§ Problem description
Pull every line with "JavaScript" from the material.

______________________________

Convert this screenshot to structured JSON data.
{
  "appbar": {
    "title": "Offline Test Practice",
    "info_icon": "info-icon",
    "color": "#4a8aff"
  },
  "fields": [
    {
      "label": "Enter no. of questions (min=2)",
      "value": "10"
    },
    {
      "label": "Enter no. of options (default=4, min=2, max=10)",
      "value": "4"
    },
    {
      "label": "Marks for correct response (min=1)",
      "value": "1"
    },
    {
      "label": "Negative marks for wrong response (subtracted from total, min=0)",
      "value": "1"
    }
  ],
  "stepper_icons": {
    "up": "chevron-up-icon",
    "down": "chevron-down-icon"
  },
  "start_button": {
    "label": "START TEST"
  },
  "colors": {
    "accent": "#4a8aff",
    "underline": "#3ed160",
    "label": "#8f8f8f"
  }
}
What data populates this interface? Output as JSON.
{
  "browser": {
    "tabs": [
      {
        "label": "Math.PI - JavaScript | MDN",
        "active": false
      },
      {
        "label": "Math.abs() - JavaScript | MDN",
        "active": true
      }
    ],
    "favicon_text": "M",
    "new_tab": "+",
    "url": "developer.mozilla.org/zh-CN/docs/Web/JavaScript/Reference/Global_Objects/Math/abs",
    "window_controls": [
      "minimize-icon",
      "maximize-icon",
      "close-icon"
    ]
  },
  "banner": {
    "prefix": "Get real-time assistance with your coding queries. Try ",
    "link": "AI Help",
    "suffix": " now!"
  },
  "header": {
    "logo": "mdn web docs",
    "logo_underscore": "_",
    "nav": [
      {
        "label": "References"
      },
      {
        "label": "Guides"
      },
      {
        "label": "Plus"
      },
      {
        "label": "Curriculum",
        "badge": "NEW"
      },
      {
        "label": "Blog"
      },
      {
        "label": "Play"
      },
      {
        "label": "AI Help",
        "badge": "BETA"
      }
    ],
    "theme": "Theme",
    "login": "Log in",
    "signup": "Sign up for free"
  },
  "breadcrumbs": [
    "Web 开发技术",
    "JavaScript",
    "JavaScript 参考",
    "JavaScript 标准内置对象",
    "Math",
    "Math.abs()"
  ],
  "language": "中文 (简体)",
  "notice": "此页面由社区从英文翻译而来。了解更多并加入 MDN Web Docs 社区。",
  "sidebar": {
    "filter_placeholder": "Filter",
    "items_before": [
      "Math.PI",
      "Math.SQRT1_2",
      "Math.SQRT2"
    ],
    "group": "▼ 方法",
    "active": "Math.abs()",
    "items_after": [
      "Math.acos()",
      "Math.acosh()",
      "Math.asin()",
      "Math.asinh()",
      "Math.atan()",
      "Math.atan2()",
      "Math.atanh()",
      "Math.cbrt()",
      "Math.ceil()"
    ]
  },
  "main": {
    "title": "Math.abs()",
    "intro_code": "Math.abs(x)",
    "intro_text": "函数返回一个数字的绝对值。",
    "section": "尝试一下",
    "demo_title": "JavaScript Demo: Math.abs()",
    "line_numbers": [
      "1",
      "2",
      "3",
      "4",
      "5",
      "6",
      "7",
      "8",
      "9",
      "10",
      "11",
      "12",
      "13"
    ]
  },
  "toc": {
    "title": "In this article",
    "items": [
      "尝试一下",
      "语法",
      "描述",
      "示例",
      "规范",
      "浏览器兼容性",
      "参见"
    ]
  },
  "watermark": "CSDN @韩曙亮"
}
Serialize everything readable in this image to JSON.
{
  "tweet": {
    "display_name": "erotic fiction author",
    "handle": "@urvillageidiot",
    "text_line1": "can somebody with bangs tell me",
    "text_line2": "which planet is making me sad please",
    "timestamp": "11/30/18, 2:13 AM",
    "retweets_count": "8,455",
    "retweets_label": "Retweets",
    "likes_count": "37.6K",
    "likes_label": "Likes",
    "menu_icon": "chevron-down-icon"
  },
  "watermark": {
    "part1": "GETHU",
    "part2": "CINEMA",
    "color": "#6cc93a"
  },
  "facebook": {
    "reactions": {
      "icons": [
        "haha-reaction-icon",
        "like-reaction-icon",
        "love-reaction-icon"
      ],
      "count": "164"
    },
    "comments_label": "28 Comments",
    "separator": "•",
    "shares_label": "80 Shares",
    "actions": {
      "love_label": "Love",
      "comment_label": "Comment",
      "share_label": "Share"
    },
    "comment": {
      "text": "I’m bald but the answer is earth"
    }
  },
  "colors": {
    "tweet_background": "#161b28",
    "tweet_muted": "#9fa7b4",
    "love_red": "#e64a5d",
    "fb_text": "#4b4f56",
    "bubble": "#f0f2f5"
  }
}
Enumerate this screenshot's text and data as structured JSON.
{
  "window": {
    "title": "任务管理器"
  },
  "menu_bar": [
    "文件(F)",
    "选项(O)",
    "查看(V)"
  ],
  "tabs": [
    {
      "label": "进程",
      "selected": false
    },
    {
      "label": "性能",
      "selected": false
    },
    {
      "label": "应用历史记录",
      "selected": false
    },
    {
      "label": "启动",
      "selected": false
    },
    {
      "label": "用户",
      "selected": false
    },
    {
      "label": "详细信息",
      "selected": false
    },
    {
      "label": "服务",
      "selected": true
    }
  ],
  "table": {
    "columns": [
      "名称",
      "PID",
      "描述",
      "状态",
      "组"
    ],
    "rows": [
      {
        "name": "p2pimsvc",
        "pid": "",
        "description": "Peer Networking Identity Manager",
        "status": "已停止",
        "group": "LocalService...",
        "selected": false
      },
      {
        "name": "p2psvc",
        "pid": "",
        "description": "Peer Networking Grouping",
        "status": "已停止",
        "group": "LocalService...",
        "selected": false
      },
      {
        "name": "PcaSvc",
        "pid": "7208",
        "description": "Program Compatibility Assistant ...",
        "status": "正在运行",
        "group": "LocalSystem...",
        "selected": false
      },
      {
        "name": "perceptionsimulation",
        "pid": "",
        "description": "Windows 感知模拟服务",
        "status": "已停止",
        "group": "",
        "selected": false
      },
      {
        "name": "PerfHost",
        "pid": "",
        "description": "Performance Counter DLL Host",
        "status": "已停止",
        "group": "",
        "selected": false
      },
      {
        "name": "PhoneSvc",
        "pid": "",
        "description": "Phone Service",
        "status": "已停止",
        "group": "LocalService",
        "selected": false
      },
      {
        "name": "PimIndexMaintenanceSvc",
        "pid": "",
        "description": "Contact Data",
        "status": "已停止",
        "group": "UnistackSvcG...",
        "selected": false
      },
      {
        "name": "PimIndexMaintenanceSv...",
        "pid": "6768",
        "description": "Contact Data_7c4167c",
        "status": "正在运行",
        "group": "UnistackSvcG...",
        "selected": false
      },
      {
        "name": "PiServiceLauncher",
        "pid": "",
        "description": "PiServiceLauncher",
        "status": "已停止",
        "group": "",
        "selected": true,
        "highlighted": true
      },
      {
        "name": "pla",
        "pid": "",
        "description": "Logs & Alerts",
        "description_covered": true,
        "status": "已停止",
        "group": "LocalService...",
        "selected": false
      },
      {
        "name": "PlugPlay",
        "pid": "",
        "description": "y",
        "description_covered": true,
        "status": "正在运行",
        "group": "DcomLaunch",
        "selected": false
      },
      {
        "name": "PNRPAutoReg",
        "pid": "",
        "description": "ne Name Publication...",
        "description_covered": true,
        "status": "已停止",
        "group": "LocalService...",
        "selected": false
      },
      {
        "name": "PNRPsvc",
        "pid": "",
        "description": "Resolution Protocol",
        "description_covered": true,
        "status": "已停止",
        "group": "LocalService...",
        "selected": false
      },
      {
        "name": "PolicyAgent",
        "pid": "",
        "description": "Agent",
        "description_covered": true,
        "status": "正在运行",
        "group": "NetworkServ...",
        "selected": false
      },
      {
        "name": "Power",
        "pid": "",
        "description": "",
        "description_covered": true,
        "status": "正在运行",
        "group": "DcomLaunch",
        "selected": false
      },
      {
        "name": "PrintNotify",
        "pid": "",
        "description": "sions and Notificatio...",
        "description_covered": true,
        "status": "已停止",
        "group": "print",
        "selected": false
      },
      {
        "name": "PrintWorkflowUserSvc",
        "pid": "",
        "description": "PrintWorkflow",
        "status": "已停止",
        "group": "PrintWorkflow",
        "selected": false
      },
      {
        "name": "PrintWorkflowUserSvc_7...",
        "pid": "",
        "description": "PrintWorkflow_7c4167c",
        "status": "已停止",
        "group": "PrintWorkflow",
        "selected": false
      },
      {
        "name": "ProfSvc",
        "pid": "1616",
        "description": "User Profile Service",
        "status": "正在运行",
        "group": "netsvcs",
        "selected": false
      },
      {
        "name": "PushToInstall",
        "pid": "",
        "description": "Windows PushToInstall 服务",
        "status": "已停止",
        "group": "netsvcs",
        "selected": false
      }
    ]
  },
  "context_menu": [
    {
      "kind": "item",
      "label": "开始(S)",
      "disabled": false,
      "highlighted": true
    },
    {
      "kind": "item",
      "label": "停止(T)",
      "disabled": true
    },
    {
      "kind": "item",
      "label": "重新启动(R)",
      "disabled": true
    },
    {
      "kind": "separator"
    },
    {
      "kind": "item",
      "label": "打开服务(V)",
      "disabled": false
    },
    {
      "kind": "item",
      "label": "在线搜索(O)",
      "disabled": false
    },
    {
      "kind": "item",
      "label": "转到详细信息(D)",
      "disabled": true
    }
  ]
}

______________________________

§ Result of the task
        "label": "Math.PI - JavaScript | MDN",
        "label": "Math.abs() - JavaScript | MDN",
    "url": "developer.mozilla.org/zh-CN/docs/Web/JavaScript/Reference/Global_Objects/Math/abs",
    "JavaScript",
    "JavaScript 参考",
    "JavaScript 标准内置对象",
    "demo_title": "JavaScript Demo: Math.abs()",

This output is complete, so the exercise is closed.